|Effects & Benefits||
Lymphatic Drainage decreases body volume, promotes the elimination of toxins and liquid waste, improves blood circulation and speeds up metabolism by favoring the disappearance of accumulated fat and cellulite.
It is a treatment performed through rhythmic and constant movements of gentle manual pressure, exerted throughout the lymphatic system. Float in Spa uses the Vodder method for faster and more effective results.
What is Manual Lymphatic Drainage?
It is through the stimulation of the circulation of accumulated fluids between cells and metabolic waste that expels toxins and accumulated waste.
The elimination of these residues and toxins results in effective combat against cellulite and localized fats, enhancement of the immune system, stimulation of tissue regeneration and anti-inflammatory action, as well as relaxing effects.
With one treatment you will experience all these benefits. However, regular sessions are advised to obtain the maximum slimming potential of this treatment.
Types of Lymphatic Drainage
Manual Lymphatic Drainage, however, was the treatment that came first, and inaugurated the principles used in all these new methods. Even within Manual Lymphatic Drainage, several schools have suggested, among them the Vodder method, the first to be used, and the Leduc method.

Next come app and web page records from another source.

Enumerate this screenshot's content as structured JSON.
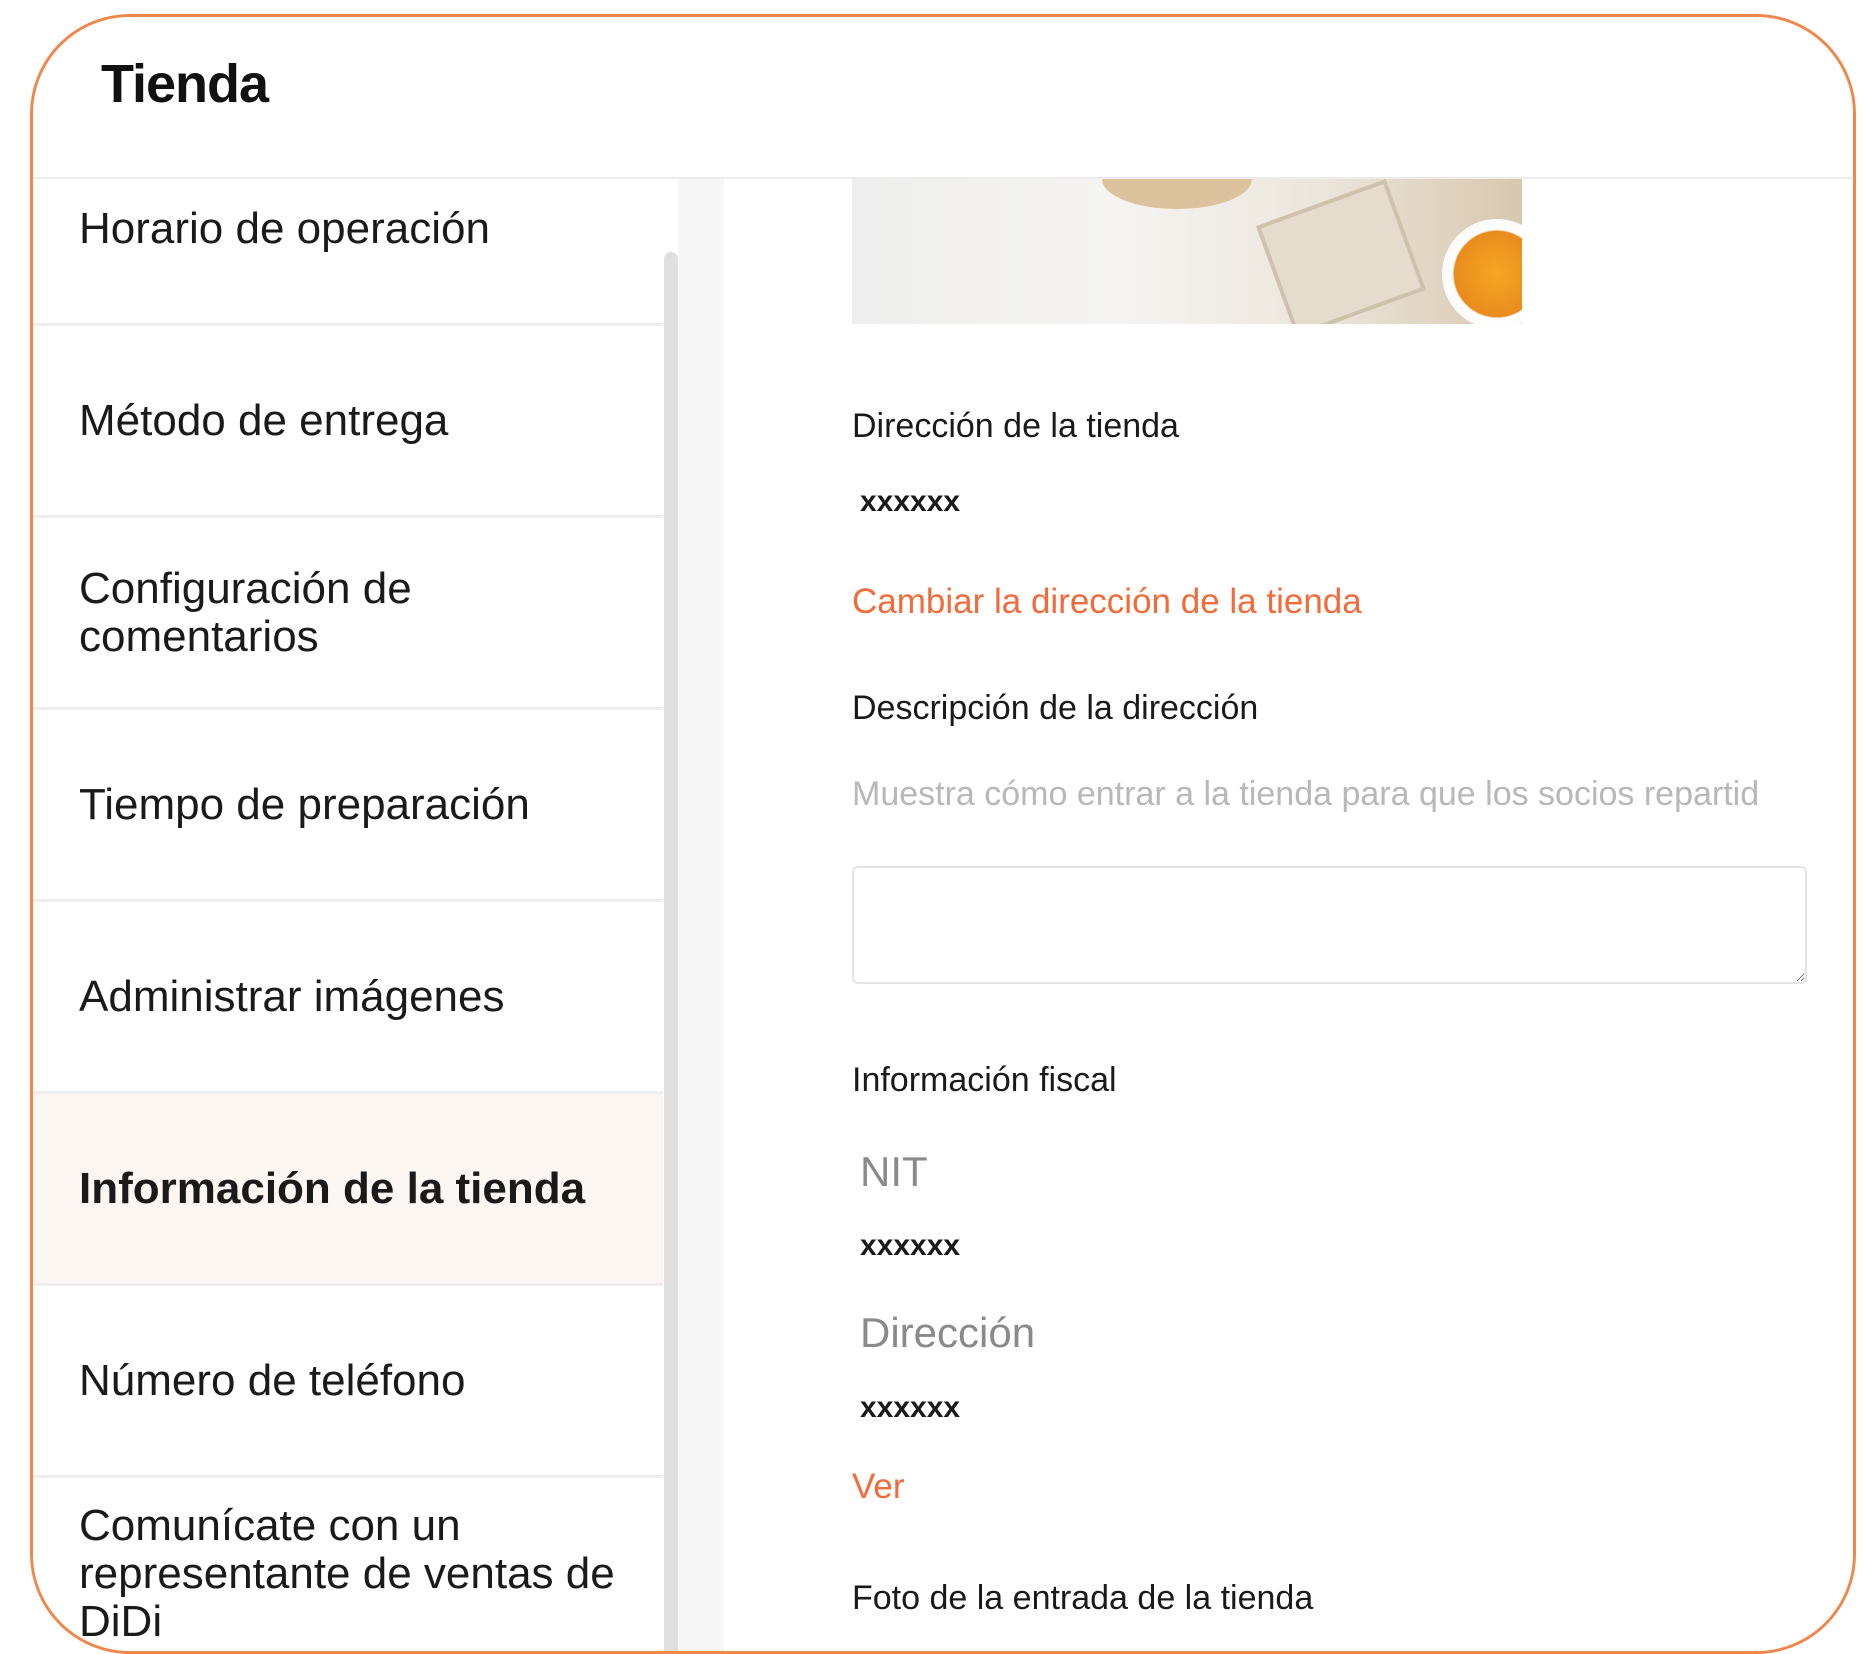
{
  "header": {
    "title": "Tienda"
  },
  "sidebar": {
    "items": [
      {
        "label": "Horario de operación",
        "active": false
      },
      {
        "label": "Método de entrega",
        "active": false
      },
      {
        "label": "Configuración de comentarios",
        "active": false
      },
      {
        "label": "Tiempo de preparación",
        "active": false
      },
      {
        "label": "Administrar imágenes",
        "active": false
      },
      {
        "label": "Información de la tienda",
        "active": true
      },
      {
        "label": "Número de teléfono",
        "active": false
      },
      {
        "label": "Comunícate con un representante de ventas de DiDi",
        "active": false
      }
    ]
  },
  "content": {
    "address": {
      "label": "Dirección de la tienda",
      "value": "xxxxxx",
      "change_link": "Cambiar la dirección de la tienda"
    },
    "address_description": {
      "label": "Descripción de la dirección",
      "hint": "Muestra cómo entrar a la tienda para que los socios repartid",
      "value": ""
    },
    "fiscal": {
      "label": "Información fiscal",
      "nit_label": "NIT",
      "nit_value": "xxxxxx",
      "address_label": "Dirección",
      "address_value": "xxxxxx",
      "view_link": "Ver"
    },
    "entrance_photo": {
      "label": "Foto de la entrada de la tienda"
    }
  },
  "colors": {
    "accent": "#f26b3a",
    "frame": "#f0874a",
    "active_bg": "#fdf7f3"
  }
}
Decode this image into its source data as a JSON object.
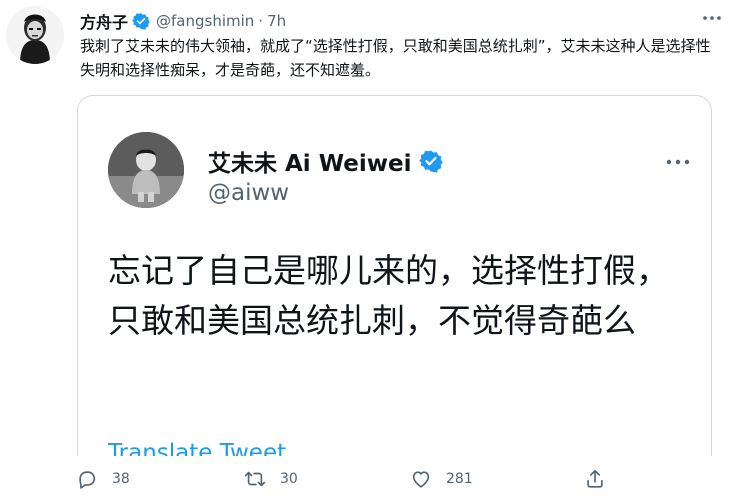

Being a less invasive treatment and suitable for anyone, Lymphatic Drainage is the treatment we offer in Float in. Within Manual Lymphatic Drainage, the techniques we use derive from the Vodder method, considered most effective by our team of expert technicians. Ask all your questions and try your Lisbon Lymphatic Drainage treatment with Float in.
Manual Lymphatic Drainage, step by step:
The treatment begins with the opening of the main ganglia that accumulate the toxins produced by the body, thus hindering the lymphatic circulation. This process is done with the hand placed on the ganglion to make a slight pressure, which will have the function of stimulating its operation.
The lymph channels are then directed through the lymphatic channels with superficial manual sliding towards the stimulated ganglion. Circular and wave-like motions are also used to drag lymph and stimulate lymph circulation. A compression and decompression movement is also made to activate the natural functions of the vessels.
All movements are made upwards, always interspersed with pumping in the main ganglia. In the end, treatment ends with a new stimulation of the ganglia.